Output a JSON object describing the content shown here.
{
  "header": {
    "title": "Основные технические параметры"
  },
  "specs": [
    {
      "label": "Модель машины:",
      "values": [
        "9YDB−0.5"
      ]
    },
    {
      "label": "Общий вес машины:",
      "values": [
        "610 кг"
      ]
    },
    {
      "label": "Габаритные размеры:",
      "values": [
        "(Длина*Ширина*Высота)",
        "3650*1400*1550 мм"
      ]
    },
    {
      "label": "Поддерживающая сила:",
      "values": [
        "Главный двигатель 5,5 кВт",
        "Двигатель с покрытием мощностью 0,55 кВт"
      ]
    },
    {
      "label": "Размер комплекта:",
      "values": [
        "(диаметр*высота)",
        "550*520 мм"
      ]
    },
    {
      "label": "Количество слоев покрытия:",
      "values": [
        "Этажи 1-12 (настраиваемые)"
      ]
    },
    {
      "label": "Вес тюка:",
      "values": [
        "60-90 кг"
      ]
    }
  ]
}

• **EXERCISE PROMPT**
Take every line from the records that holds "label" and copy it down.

• **TASK SOLUTION**
      "label": "Модель машины:",
      "label": "Общий вес машины:",
      "label": "Габаритные размеры:",
      "label": "Поддерживающая сила:",
      "label": "Размер комплекта:",
      "label": "Количество слоев покрытия:",
      "label": "Вес тюка:",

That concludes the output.